Urgent, for sure. But it's not all doom and gloom!

Because over the challenging last year, and thanks to feedback from readers, we've started to see a better way to go about asking you to support our work: Level-headedly communicating the urgency of hitting our fundraising goals, being transparent about our finances, challenges, and opportunities, and explaining how being funded primarily by donations big and small, from ordinary (and extraordinary!) people like you, is the thing that lets us do the type of journalism you look to Mother Jones for—that is so very much needed right now.

And it's really been resonating with folks! Thankfully. Because corporations, powerful people with deep pockets, and market forces will never sustain the type of journalism Mother Jones exists to do. Only people like you will.

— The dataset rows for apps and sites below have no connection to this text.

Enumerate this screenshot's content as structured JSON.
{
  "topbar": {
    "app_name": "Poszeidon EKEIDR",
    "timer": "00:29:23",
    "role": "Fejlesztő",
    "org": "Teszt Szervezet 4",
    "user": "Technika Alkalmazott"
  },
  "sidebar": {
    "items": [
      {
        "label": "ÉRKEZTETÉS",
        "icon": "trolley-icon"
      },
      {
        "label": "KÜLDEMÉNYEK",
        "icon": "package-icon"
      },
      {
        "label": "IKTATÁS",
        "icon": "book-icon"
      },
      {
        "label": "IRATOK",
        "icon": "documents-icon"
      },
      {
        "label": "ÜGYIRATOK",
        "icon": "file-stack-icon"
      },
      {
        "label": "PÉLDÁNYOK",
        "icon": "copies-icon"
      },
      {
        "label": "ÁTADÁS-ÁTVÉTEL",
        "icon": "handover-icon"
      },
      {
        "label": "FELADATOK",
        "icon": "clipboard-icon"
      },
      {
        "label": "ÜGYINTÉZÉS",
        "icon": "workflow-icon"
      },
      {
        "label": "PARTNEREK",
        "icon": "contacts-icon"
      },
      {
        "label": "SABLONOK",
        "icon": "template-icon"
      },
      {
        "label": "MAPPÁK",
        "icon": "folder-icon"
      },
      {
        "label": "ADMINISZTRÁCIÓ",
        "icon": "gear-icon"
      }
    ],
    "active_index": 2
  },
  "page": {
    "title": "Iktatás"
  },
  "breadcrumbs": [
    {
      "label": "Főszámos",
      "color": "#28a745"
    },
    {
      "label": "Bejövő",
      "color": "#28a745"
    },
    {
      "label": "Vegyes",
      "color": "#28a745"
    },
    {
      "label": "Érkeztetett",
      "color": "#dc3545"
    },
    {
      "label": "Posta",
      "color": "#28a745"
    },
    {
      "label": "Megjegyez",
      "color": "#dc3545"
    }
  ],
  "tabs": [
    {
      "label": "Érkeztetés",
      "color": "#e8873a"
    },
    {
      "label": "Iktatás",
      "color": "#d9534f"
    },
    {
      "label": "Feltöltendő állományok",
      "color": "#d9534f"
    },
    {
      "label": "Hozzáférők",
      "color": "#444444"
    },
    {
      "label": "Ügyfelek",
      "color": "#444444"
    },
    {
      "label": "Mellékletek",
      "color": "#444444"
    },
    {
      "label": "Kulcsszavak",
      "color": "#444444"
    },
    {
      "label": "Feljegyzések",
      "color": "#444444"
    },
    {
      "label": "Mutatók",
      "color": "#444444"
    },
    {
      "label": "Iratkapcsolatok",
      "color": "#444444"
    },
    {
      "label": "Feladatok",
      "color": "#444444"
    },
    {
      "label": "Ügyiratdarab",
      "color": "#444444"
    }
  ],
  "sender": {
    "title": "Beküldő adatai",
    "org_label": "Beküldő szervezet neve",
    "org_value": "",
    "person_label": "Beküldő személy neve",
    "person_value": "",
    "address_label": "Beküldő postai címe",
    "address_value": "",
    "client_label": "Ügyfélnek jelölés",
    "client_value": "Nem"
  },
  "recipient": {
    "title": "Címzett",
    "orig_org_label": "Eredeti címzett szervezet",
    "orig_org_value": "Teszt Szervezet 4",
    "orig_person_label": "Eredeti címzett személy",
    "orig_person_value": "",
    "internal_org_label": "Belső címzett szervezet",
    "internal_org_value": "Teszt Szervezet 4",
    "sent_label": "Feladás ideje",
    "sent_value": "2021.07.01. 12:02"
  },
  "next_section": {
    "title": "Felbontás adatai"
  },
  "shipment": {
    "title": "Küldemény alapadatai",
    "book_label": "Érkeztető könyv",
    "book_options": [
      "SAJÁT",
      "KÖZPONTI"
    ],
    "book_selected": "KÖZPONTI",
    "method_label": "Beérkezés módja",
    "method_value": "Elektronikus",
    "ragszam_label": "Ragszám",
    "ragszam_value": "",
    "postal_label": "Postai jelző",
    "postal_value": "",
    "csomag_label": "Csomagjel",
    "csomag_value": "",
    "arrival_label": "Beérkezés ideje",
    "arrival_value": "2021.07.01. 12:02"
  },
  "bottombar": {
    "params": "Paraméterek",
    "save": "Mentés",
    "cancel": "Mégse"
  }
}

There's more about our finances in "News Never Pays," or "It's Not a Crisis. This Is the New Normal," and we'll have details about the year ahead for you soon. But we already know this: The fundraising for our next deadline, $350,000 by the time September 30 rolls around, has to start now, and it has to be stronger than normal so that we don't fall behind and risk coming up short again.

Please consider pitching in before moving on to whatever it is you're about to do next. We really need to see if we'll be able to raise more with this real estate on a daily basis than we have been, so we're hoping to see a promising start.

—Monika Bauerlein, CEO, and Brian Hiatt, Online Membership Director

payment methods

We Recommend

Latest

Sign up for our free newsletter

Subscribe to the Mother Jones Daily to have our top stories delivered directly to your inbox.

Get our award-winning magazine

Save big on a full year of investigations, ideas, and insights.

Subscribe

Support our journalism

Help Mother Jones' reporters dig deep with a tax-deductible donation.

Donate